Exercise objective:
I need each line of the entries below that includes the string "wpisanie".

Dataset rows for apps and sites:
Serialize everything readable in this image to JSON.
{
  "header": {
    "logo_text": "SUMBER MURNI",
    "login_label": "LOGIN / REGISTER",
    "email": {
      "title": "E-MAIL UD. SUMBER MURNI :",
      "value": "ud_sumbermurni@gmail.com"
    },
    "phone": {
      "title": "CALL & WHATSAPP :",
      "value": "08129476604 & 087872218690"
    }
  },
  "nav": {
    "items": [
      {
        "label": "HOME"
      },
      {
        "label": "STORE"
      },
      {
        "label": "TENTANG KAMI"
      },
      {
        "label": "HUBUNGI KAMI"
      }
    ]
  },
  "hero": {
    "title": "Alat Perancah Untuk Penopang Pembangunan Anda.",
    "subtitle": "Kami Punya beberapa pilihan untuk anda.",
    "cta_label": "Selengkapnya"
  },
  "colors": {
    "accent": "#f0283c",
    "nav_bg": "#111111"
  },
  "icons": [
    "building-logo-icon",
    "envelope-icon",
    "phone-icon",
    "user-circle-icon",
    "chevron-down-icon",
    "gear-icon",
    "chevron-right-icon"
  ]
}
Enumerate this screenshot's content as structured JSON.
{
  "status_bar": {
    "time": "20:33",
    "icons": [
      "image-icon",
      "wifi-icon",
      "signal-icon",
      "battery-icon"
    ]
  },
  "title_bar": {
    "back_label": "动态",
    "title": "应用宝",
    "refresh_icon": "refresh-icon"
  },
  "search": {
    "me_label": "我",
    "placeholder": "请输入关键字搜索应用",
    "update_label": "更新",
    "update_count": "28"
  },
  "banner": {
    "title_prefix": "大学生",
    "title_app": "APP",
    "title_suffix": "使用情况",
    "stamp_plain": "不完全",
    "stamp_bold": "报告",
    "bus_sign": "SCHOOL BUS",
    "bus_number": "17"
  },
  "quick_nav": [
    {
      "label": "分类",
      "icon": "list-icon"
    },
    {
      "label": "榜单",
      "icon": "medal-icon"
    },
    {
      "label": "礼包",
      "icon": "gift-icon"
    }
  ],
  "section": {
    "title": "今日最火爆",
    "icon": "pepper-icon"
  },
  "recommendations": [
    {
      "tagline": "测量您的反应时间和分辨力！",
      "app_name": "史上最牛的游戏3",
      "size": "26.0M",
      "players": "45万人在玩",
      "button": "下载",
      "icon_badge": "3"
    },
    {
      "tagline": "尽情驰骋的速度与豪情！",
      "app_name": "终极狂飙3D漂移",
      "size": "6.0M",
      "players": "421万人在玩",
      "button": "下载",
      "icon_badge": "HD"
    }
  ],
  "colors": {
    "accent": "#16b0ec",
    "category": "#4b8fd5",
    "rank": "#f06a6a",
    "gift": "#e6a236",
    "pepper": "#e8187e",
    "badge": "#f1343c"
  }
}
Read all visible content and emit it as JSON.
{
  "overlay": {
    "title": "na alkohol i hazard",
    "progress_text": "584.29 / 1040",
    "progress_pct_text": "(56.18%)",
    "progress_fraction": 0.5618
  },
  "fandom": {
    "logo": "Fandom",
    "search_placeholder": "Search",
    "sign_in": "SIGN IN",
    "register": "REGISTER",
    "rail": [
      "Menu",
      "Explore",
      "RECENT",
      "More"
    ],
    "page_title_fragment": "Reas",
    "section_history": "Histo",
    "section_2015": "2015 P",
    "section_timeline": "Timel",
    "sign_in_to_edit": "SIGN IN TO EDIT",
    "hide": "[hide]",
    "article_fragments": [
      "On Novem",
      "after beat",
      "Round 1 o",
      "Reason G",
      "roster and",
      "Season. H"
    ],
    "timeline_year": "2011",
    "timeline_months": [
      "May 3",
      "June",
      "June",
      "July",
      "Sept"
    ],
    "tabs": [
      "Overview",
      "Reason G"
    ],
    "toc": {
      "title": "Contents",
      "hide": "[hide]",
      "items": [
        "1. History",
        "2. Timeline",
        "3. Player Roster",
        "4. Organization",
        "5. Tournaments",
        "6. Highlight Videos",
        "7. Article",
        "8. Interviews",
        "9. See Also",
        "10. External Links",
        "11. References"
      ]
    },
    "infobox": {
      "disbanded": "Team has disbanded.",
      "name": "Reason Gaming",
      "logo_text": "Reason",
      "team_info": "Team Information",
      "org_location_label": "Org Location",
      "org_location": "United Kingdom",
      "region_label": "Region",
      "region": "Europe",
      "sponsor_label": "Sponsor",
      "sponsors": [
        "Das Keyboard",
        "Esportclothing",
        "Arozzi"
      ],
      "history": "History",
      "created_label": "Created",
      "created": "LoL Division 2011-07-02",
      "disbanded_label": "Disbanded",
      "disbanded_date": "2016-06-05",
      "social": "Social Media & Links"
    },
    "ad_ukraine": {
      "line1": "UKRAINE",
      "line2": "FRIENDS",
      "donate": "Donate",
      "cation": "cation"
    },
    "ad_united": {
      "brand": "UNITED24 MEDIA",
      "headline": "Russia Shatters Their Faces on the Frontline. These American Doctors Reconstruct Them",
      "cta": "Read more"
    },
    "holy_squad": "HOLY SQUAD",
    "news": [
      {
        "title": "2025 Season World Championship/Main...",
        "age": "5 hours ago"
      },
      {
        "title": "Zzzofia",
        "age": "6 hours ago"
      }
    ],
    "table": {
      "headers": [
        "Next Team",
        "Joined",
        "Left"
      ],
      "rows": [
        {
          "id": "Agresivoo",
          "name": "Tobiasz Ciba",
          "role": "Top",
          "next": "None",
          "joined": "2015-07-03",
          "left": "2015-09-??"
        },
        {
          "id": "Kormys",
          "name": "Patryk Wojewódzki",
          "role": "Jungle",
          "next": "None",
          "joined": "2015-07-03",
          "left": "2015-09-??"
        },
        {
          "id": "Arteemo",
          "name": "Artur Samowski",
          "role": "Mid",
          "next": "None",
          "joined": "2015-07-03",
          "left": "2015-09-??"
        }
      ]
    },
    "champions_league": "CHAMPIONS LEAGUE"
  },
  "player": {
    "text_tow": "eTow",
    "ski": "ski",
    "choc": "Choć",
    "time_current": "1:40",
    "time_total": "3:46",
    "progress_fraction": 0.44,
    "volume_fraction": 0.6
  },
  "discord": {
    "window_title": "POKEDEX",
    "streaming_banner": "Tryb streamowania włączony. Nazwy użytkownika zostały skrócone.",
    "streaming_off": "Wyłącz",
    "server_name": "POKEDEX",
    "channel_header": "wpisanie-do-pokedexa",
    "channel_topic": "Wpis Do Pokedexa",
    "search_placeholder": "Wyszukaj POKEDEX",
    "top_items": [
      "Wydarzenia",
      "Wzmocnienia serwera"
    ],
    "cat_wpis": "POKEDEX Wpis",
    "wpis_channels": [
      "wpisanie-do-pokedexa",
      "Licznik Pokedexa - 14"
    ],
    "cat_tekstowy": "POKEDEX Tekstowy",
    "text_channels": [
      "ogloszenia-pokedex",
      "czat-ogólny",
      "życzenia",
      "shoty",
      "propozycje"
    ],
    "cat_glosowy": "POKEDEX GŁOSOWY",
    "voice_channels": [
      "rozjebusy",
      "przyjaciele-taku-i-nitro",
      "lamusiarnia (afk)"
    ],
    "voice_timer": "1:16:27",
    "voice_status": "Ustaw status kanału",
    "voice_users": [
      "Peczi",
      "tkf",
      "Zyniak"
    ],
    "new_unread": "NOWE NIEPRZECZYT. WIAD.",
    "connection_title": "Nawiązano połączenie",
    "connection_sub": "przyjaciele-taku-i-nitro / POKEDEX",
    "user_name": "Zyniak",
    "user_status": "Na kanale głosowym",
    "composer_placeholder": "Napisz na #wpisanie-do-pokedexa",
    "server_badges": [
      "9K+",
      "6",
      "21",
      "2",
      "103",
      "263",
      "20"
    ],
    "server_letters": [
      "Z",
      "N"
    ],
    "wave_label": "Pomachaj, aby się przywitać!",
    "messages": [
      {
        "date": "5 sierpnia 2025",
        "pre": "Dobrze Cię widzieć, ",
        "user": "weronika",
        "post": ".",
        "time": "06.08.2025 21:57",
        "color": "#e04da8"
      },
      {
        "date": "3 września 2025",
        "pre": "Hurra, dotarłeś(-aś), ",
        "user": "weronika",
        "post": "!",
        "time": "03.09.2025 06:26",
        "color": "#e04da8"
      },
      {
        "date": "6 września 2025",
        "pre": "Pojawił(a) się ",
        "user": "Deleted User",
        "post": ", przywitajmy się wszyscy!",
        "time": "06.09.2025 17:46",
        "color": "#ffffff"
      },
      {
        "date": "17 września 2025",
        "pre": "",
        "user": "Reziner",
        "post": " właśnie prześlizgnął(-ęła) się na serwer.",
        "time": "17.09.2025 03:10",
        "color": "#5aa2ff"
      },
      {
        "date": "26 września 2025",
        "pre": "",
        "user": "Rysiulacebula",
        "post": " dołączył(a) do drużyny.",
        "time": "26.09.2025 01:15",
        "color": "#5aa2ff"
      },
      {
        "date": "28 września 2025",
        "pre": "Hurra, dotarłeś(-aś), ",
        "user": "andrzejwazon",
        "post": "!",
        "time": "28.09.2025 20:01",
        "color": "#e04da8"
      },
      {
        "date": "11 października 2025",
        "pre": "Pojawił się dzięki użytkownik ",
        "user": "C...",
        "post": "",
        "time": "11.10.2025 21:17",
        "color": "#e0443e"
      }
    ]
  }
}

Answer area:
    "channel_header": "wpisanie-do-pokedexa",
      "wpisanie-do-pokedexa",
    "composer_placeholder": "Napisz na #wpisanie-do-pokedexa",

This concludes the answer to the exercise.